1876 Centennial Perforated Paper Needlework Mottoes
documented from the collection of Claudia Dutcher Kistler

The 1876 Americana mottoes and their symbols

America was proud to celebrate their Centennial, the first 100 years of being a country. They were proud of their heritage and their leaders. Designers chose popular and familiar symbols for their Centennial motto designs. The President was the symbol of the nation. Two of the most popular Presidents were George Washington and Abraham Lincoln. George Washington was the founding father of America. The death of Abraham Lincoln helped unite the country and bring the Civil War to an end. Other symbols of patriotism were the American flag and the eagle. Several versions of the same eagle appeared on many 1876 mottoes. The eagle symbolized the physical strength of America just as Washington and Lincoln represented the moral character and strength of the nation. The Liberty bell was also a familiar symbol stitched in 1876.

In God We Trust
Washington & Lincoln 8.5" x 21" [above]
Eagle & flag 8.5" x 10" [below]
In God We Trust
1876 International
Exhibition motto
10" x 14"
This motto has the names of the original
13 states stitched as part of the border
In Honor Shall Wave
American flag motto    8.5" x 21"
1776 - 1876 Hail Columbia
Featuring a flag, eagle, and the Liberty bell 8.5" x 21"
United We Stand 1776 - 1876
two mottoes - same theme

8.5" x 12" [above], 8.5" x 21" [below]
1776 God Bless Our National Land 1876
16" x 21.5"
This was an Exhibition motto because the Main
Exhibition building is printed in the center of the design.
The Father of his Country
George Washington
8.5" x 21"
The detail of George Washington’s unstitched
printed portrait is shown below.
1776 - 1876
A set of two mottoes featuring
Presidents Lincoln and Washington

8.5" x 11"
Each motto includes the words that
defined each man’s legacy.
1776 - 1876 In God We Trust with Presidents Washington and Lincoln

A unique group of American mottoes were the designs specifically created to celebrate the 1876 Centennial. These designs were released in 1875 and 1876. Many of these mottoes were specifically designed to promote the International Exhibition in Philadelphia, Pennsylvania, also known as The 1876 World’s Fair. The mottoes containing printed features specific to the Fair were likely only available for purchase by attendees at the International Exhibition. The International Exhibition in Philadelphia ran from May 10 through November 10, 1876.

Designs printed on perforated paper were the perfect project for advertising. The design was printed on the paper and it was easy enough to use a larger sheet of paper and have a project printed with a tear away section. The advertisement featured the store or location where the project was purchased. Many sewing and dry goods stores gave away bookmarks with the printed shop information attached.

Stitchers valued the project. Before or after the design was stitched, the advertising section was usually removed. To find any printed paper design with an advertisement still attached is a special find for collectors. To find an 1876 Centennial piece with advertising is rare.

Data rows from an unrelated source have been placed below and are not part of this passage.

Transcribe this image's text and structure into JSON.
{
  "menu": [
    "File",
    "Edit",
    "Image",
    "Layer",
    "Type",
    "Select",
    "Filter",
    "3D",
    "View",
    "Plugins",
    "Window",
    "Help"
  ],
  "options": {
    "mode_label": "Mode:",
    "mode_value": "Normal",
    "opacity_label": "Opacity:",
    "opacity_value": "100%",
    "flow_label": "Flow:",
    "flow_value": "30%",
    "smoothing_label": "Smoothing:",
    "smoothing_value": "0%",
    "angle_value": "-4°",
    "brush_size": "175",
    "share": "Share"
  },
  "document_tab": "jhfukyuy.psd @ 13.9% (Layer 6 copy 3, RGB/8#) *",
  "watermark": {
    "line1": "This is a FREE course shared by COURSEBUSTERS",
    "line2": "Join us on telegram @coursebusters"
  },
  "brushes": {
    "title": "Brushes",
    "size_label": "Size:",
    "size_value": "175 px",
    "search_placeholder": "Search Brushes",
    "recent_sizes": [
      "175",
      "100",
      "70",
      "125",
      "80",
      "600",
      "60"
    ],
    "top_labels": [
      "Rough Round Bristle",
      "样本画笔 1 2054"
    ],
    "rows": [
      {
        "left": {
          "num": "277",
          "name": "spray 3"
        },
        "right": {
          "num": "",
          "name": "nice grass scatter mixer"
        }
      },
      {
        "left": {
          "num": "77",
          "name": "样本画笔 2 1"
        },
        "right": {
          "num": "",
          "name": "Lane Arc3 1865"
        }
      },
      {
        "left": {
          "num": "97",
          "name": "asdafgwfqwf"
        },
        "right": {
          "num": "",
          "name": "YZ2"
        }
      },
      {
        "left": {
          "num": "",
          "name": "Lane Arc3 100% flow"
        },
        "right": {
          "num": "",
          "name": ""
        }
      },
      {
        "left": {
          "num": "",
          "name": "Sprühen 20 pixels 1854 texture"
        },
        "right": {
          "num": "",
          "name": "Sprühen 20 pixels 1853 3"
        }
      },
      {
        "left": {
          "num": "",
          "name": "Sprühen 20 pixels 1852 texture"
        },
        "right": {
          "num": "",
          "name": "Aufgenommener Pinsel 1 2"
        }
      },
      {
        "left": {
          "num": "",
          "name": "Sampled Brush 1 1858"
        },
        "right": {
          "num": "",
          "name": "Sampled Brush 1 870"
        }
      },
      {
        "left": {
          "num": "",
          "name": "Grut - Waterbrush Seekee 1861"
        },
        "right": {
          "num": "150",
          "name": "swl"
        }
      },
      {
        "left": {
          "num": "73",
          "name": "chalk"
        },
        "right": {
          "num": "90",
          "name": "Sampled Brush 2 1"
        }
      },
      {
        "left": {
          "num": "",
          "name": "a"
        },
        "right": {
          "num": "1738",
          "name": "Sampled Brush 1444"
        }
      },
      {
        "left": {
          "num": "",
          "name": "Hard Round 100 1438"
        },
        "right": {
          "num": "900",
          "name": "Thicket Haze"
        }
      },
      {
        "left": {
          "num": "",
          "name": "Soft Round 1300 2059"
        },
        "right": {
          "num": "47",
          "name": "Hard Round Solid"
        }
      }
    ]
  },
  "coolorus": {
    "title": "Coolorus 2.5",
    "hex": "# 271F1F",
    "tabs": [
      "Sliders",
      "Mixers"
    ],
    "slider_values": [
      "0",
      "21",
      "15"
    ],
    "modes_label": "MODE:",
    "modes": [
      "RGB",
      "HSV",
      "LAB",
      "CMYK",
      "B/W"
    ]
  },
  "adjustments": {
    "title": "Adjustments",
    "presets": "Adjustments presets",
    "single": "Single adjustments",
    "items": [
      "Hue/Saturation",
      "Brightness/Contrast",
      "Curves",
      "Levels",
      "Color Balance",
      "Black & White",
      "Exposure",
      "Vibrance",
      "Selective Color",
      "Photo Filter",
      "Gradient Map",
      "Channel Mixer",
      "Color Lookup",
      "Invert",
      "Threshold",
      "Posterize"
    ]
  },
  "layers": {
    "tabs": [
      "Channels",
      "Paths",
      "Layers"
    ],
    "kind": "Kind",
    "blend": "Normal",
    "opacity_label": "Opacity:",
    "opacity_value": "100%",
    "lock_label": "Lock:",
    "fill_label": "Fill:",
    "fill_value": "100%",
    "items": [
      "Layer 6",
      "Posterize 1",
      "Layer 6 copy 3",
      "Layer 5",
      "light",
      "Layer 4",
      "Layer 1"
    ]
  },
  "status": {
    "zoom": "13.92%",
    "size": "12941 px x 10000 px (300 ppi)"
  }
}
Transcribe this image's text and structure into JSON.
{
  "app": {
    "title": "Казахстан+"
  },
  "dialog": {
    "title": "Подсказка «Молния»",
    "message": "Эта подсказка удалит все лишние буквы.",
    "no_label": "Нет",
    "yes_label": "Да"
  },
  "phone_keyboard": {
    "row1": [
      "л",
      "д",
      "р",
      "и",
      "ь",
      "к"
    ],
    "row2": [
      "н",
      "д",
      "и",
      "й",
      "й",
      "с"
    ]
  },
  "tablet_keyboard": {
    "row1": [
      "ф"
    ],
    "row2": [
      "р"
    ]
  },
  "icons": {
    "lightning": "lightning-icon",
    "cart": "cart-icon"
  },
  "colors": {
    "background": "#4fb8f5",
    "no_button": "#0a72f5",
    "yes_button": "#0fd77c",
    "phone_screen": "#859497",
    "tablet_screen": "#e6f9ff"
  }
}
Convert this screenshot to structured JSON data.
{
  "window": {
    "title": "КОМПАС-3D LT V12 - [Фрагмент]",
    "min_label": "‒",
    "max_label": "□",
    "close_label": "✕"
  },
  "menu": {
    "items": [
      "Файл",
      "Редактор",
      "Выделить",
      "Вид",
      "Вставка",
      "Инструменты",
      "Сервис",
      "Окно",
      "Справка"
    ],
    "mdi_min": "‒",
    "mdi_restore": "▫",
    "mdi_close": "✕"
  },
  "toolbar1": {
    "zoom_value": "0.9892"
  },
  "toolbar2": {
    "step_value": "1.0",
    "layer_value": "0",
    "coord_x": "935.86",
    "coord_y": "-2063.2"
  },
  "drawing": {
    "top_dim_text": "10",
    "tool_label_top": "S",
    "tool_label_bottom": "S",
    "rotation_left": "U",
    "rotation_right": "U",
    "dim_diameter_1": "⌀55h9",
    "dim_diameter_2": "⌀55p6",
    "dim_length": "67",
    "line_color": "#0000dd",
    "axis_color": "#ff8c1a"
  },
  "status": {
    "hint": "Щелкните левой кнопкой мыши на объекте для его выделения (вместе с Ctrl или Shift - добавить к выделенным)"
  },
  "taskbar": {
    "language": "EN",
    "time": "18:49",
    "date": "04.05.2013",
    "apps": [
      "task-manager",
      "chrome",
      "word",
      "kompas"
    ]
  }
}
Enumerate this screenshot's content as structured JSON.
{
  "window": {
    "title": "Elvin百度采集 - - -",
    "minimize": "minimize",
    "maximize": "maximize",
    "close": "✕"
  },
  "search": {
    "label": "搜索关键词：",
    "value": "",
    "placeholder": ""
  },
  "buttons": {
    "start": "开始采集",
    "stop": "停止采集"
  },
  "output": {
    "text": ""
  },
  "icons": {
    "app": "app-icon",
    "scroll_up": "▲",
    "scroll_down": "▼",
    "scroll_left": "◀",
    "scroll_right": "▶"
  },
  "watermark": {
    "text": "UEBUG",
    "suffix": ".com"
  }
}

Here is an example of an 1876 Centennial design that was likely sold or given away at the International Exhibition. The original set would have had a design to stitch and a picture of the Main Exhibition building below the design. This example shows the complete stitched design but only a partial Exhibition advertisement. The full advertising print is shown below. This is how the missing section would have looked when the complete advertisement was still attached.

1776 - 1876
United We Stand

International Exhibition
advertising motto